From summer heatwaves to Storm Barra, we take a look back at some of the weather highlights in Ireland during the year, including provisionally the warmest Autumn on record and another warm year for Ireland as a whole.
The year got off to an unsettled and rather wet start as Atlantic low pressure dominated the weather in Ireland, steering Storm Christoph our way in January with further spells of wet weather in February. March saw generally mixed weather but as high pressure became well established during April, we saw a very dry and cold month thanks to a cool polar airmass that dominated for much of the month. Whilst May was a cool and wet month with above average rainfall and below average temperatures, June and July brought a memorable summer with warm, dry and sunny weather nationwide, with above average temperature across all stations and most stations seeing above average sunshine and below average rainfall. July in particular was a notable month characterised by widespread heatwaves and long dry spells. A blocking high pressure and tropical continental airmass led to the hot and dry conditions, with Met Éireann issuing its first ever High Temperature warning advising the public to take care in the heat. At least ten weather stations across Ireland reached heatwave conditions, where temperatures of at least 25°C were recorded for 5 days or more in a row. Ireland had its first ‘Tropical Night’ in 20 years at Valentia Observatory in Kerry, where temperatures overnight didn’t fall below 20°C. Northern Ireland set a new record for highest temperature, with 31.3°C reached both in Castlederg, Co. Tyrone and in Co. Armagh on 21 and 22 July.
Last night was provisionally the first tropical night in Ireland for 20 years, with Valentia in #Kerry not observing any temperature under 20.5°C
Tropical nights (shaded air above 20°C all night) are rare in Ireland having only occurred around 6 times in the digital record. pic.twitter.com/3f7jMHECNb
— Met Éireann (@MetEireann) July 22, 2021
Following the heatwave which ended with some intense and thundery downpours and flash flooding, August was a month of mild and changeable weather. The mild theme continued into September, which was provisionally the warmest September on record for Ireland with temperature records broken at several stations including Phoenix Park, which had its warmest September in 122 years. October and November were also mild months with mean temperatures above average across the country. However whilst October was a rather wet month thanks to several Atlantic low pressures, including ex-Hurricane Sam, November was a dry month dominated by high pressure, though Storm Arwen brought wet and windy conditions to northern areas towards the end of November.

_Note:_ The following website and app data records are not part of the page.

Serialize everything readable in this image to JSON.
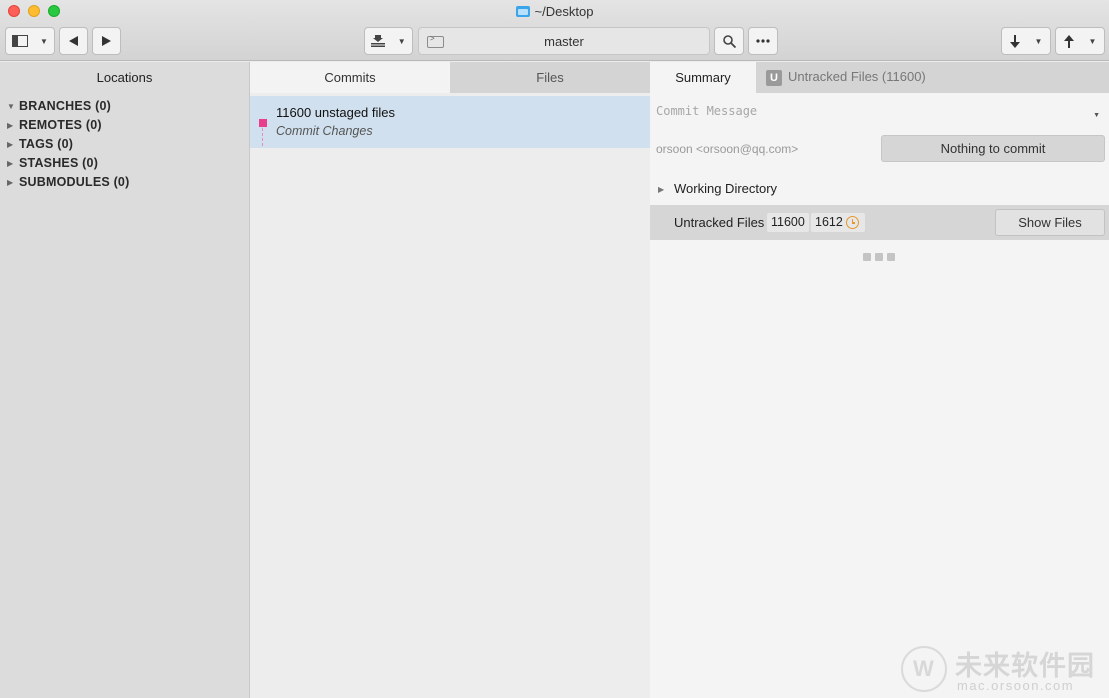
{
  "window": {
    "title": "~/Desktop"
  },
  "toolbar": {
    "branch": "master"
  },
  "sidebar": {
    "header": "Locations",
    "items": [
      {
        "label": "BRANCHES (0)",
        "expanded": true
      },
      {
        "label": "REMOTES (0)",
        "expanded": false
      },
      {
        "label": "TAGS (0)",
        "expanded": false
      },
      {
        "label": "STASHES (0)",
        "expanded": false
      },
      {
        "label": "SUBMODULES (0)",
        "expanded": false
      }
    ]
  },
  "commits_pane": {
    "tabs": [
      {
        "label": "Commits",
        "active": true
      },
      {
        "label": "Files",
        "active": false
      }
    ],
    "rows": [
      {
        "title": "11600 unstaged files",
        "subtitle": "Commit Changes",
        "dot_color": "#e83e8c"
      }
    ]
  },
  "detail_pane": {
    "tabs": {
      "summary": "Summary",
      "untracked_badge": "U",
      "untracked": "Untracked Files (11600)"
    },
    "commit_message_placeholder": "Commit Message",
    "author": "orsoon <orsoon@qq.com>",
    "nothing_to_commit": "Nothing to commit",
    "working_directory": "Working Directory",
    "untracked_row": {
      "label": "Untracked Files",
      "count": "11600",
      "pending": "1612",
      "show_files": "Show Files"
    }
  },
  "watermark": {
    "text": "未来软件园",
    "site": "mac.orsoon.com"
  }
}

December has been another mild month, most memorable for Storm Barra which brought severe and damaging winds triggering Orange and Red wind warnings for many areas earlier in the month.
#StormBarra will bring disruptive weather to Ireland today and tomorrow, with impacts from severe, damaging winds as well as heavy rain #Wind and #rain warnings are in place across Ireland
Read more in our #StormBarra news story https://t.co/jZZxcE5Nup pic.twitter.com/ktyrDC3M4R
— Met Éireann (@MetEireann) December 7, 2021
Autumn 2021 warmest on record for Ireland
Several temperature records were broken in 2021, in particular station records during the summer heatwaves. Perhaps more notably though is the continuing pattern of milder temperatures, with Ireland seeing provisionally both its warmest September and warmest Autumn on record. The average temperature in September was 15.28°C which is 2.3°C above average, the average temperature in Autumn was 12.02°C, 1.8°C above average. As the year comes to an end, it is clear we are also on track for another warm year with temperatures around 0.9°C above average. This will make 2021 the 11th consecutive year with temperatures above Ireland’s average.
Keith Lambkin, Senior Climatologist at Met Éireann said: “These temperature trends we are seeing in Ireland are in line with the average temperature rise we are seeing around the world, due to human caused climate change. While future temperature projections vary depending on many factors, ‘all’ future projections suggest further warming. This warming, as well as associated defensive actions, is likely to affect everyone in some shape or form.”
The weather is always at the heart of our lives in Ireland, but whatever weather and climate we may have in 2022 and beyond, you can be sure that Met Éireann forecasters and climate scientists will be there every step of the way, helping to make Ireland more Weather and Climate prepared.
Curious about more weather facts from 2021? Want to know when was the sunniest day? Visit our ‘Weather & Climate Moments’ compiled by our Climate team at Met Éireann.